Giving the target field is necessary to specify which data field of the DataPilot is used within the function. If your DataPilot has only one data field, this entry is ignored, but you have to enter it anyway.
If your DataPilot has more than one data field, then you have to enter the field name from the underlying data source (for example “sales value”) or the field name of the data field itself (for example “sum – sales value”).
The argument DataPilot specifies the DataPilot that you want to use. It is possible that your document contains more than one DataPilot. Enter here a cell reference that is inside the results area of your DataPilot. It might be a good idea to always use the upper left corner cell of your DataPilot, so you can be sure that the cell will always be within your DataPilot even if the layout changes.

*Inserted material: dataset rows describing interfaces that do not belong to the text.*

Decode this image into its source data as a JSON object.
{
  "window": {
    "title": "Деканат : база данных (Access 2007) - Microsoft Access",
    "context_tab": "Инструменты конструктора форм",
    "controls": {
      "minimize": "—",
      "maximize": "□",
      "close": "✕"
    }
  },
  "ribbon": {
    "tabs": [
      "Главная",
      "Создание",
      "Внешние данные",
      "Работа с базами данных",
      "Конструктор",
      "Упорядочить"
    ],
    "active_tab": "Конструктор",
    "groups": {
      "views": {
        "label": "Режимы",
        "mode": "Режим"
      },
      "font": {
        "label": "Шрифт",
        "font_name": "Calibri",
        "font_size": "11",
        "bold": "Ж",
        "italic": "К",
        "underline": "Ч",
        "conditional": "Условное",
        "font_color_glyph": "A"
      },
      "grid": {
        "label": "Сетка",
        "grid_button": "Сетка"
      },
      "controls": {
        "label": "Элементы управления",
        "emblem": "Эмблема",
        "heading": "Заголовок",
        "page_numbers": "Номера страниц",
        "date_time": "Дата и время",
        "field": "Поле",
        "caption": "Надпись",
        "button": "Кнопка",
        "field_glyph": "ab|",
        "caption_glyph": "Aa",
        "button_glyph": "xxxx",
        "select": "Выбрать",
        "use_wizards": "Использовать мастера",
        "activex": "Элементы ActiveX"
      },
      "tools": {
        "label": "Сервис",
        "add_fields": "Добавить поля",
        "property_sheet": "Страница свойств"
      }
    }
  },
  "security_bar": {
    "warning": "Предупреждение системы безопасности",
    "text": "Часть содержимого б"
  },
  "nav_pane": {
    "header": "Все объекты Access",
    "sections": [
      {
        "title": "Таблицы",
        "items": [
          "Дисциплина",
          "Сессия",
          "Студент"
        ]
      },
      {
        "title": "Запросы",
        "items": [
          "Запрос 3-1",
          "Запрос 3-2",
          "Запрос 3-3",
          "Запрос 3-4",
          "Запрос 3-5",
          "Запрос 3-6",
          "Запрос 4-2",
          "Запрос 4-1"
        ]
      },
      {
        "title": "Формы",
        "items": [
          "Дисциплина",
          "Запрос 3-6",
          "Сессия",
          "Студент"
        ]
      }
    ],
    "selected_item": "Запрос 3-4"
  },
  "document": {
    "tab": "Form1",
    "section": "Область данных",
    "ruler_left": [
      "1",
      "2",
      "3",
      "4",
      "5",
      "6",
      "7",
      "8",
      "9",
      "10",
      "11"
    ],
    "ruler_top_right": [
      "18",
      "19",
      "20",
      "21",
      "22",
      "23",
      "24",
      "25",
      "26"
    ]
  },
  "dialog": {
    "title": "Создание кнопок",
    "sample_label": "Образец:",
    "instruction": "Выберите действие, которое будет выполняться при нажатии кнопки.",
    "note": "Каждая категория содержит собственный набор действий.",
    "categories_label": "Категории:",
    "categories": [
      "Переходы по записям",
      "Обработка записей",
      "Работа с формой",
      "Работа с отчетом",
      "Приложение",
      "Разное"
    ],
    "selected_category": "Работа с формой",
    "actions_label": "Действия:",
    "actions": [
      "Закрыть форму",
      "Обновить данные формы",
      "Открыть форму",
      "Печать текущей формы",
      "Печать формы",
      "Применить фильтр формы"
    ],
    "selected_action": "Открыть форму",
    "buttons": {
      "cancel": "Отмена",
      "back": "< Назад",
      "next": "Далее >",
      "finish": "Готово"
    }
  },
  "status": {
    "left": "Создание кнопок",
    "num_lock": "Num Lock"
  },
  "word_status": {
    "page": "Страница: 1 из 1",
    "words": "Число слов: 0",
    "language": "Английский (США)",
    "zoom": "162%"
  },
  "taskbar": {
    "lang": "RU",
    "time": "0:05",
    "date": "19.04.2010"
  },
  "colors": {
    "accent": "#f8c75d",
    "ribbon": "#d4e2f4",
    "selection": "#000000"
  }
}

Example: GETPIVOTDATA("sales value";A1)
If you enter only the first two arguments, then the function returns the total result of the DataPilot.
You can add more arguments as pairs with field name and element to retrieve specific partial sums. In the example in Figure 65, where we want to get the partial sum of Hans for sailing, the formula in cell C12 would look like this:
Second syntax variation
The argument DataPilot has to be given in the same way as for the other syntax variation.
For the specifications, enter a list separated by spaces to specify the value you want from the DataPilot. This list must contain the name of the data field, if there is more than one data field, otherwise it is not required. To select a specific partial result, add more entries in the form of Field name[element].
In the example in Figure 65, where we want to get the partial sum of Hans for Sailing, the formula in cell C12 would look like this:
=GETPIVOTDATA(A1;"sales value employee[Hans] category[sailing]")